Exercise requirements »
How many lines in the entries below include the word "Account"? Respond with the number only.

Task input »
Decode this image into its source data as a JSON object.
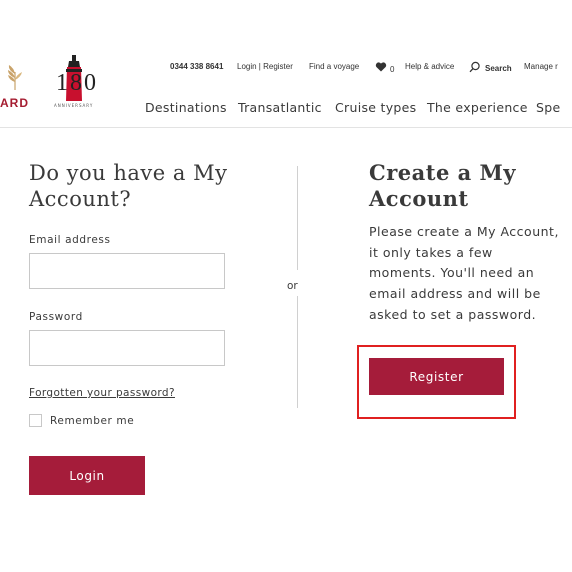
{
  "header": {
    "brand": "ARD",
    "anniversary_number": "180",
    "anniversary_subtitle": "ANNIVERSARY",
    "phone": "0344 338 8641",
    "login_register": "Login | Register",
    "find_voyage": "Find a voyage",
    "favourites_count": "0",
    "help": "Help & advice",
    "search": "Search",
    "manage": "Manage r",
    "nav": [
      "Destinations",
      "Transatlantic",
      "Cruise types",
      "The experience",
      "Spe"
    ]
  },
  "login": {
    "heading": "Do you have a My Account?",
    "email_label": "Email address",
    "email_value": "",
    "password_label": "Password",
    "password_value": "",
    "forgot_link": "Forgotten your password?",
    "remember_label": "Remember me",
    "login_button": "Login"
  },
  "divider": {
    "or_label": "or"
  },
  "register": {
    "heading": "Create a My Account",
    "description": "Please create a My Account, it only takes a few moments. You'll need an email address and will be asked to set a password.",
    "register_button": "Register"
  },
  "colors": {
    "accent": "#a51c3a",
    "highlight": "#e02020",
    "text": "#3a3a3a"
  },
  "icons": {
    "favourites": "heart-icon",
    "search": "search-icon"
  }
}
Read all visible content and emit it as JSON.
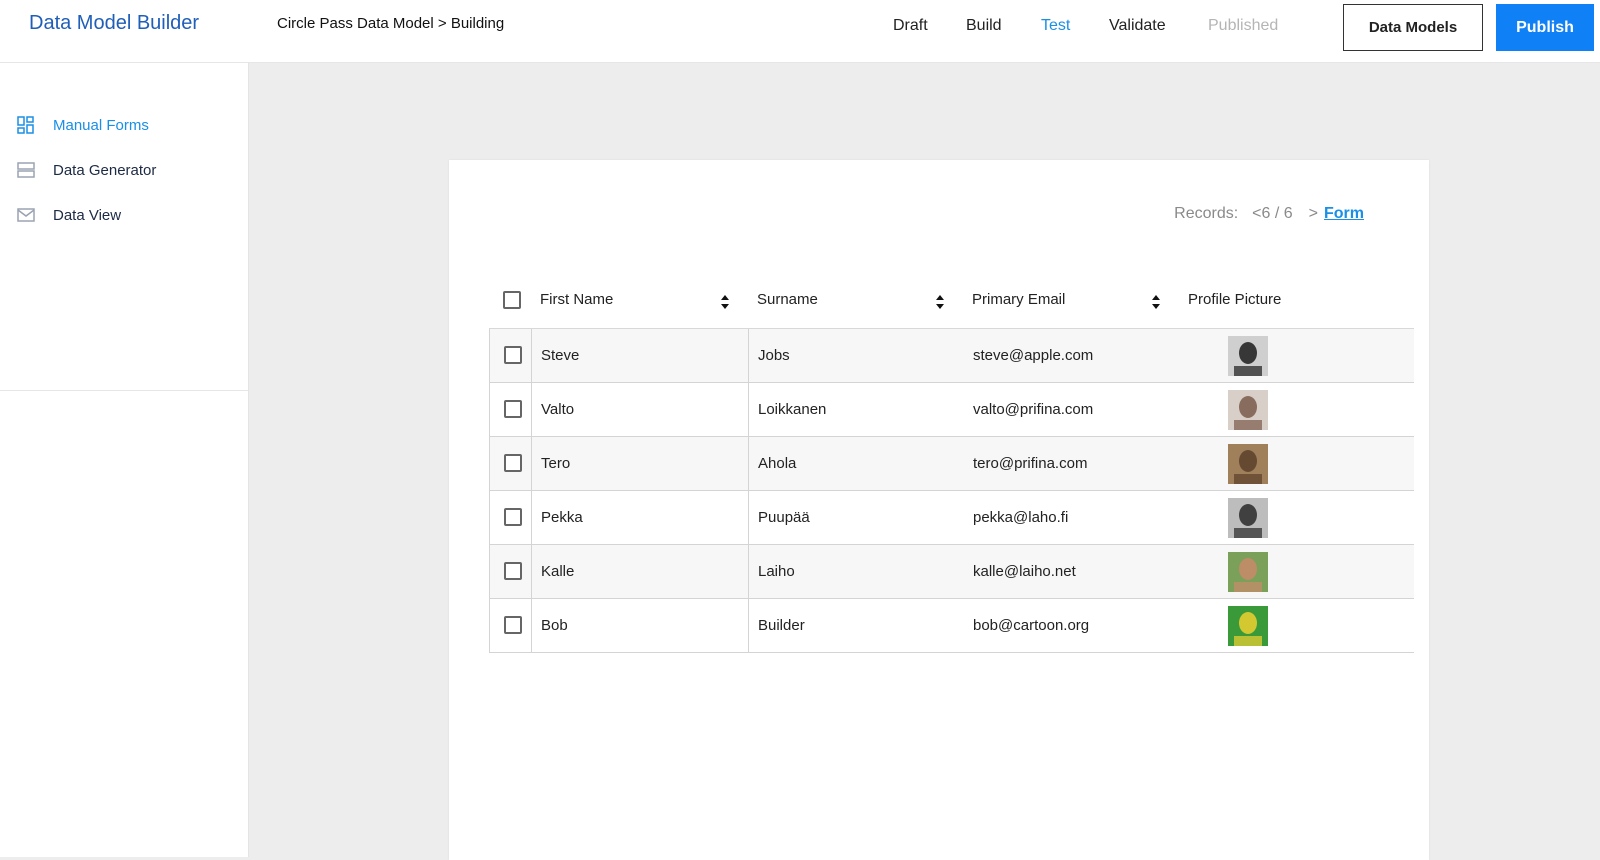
{
  "header": {
    "app_title": "Data Model Builder",
    "breadcrumb": "Circle Pass Data Model > Building",
    "nav": [
      {
        "label": "Draft",
        "state": "default"
      },
      {
        "label": "Build",
        "state": "default"
      },
      {
        "label": "Test",
        "state": "active"
      },
      {
        "label": "Validate",
        "state": "default"
      },
      {
        "label": "Published",
        "state": "disabled"
      }
    ],
    "data_models_button": "Data Models",
    "publish_button": "Publish"
  },
  "sidebar": {
    "items": [
      {
        "label": "Manual Forms",
        "icon": "dashboard-grid-icon",
        "active": true
      },
      {
        "label": "Data Generator",
        "icon": "stacked-rows-icon",
        "active": false
      },
      {
        "label": "Data View",
        "icon": "envelope-icon",
        "active": false
      }
    ]
  },
  "records": {
    "label": "Records:",
    "prev": "<",
    "count": "6 / 6",
    "next": ">",
    "form_link": "Form"
  },
  "table": {
    "columns": [
      "First Name",
      "Surname",
      "Primary Email",
      "Profile Picture"
    ],
    "rows": [
      {
        "first": "Steve",
        "surname": "Jobs",
        "email": "steve@apple.com",
        "avatar_colors": [
          "#1c1c1c",
          "#cfcfcf"
        ]
      },
      {
        "first": "Valto",
        "surname": "Loikkanen",
        "email": "valto@prifina.com",
        "avatar_colors": [
          "#7a5a4a",
          "#d8d0c8"
        ]
      },
      {
        "first": "Tero",
        "surname": "Ahola",
        "email": "tero@prifina.com",
        "avatar_colors": [
          "#5b3f2a",
          "#a0805a"
        ]
      },
      {
        "first": "Pekka",
        "surname": "Puupää",
        "email": "pekka@laho.fi",
        "avatar_colors": [
          "#2a2a2a",
          "#bdbdbd"
        ]
      },
      {
        "first": "Kalle",
        "surname": "Laiho",
        "email": "kalle@laiho.net",
        "avatar_colors": [
          "#c98a6a",
          "#7aa05a"
        ]
      },
      {
        "first": "Bob",
        "surname": "Builder",
        "email": "bob@cartoon.org",
        "avatar_colors": [
          "#f0d030",
          "#3a9a3a"
        ]
      }
    ]
  },
  "colors": {
    "accent": "#1a8fe6",
    "brand": "#1f5fb8",
    "primary_button": "#0f80f5"
  }
}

Answer box »
3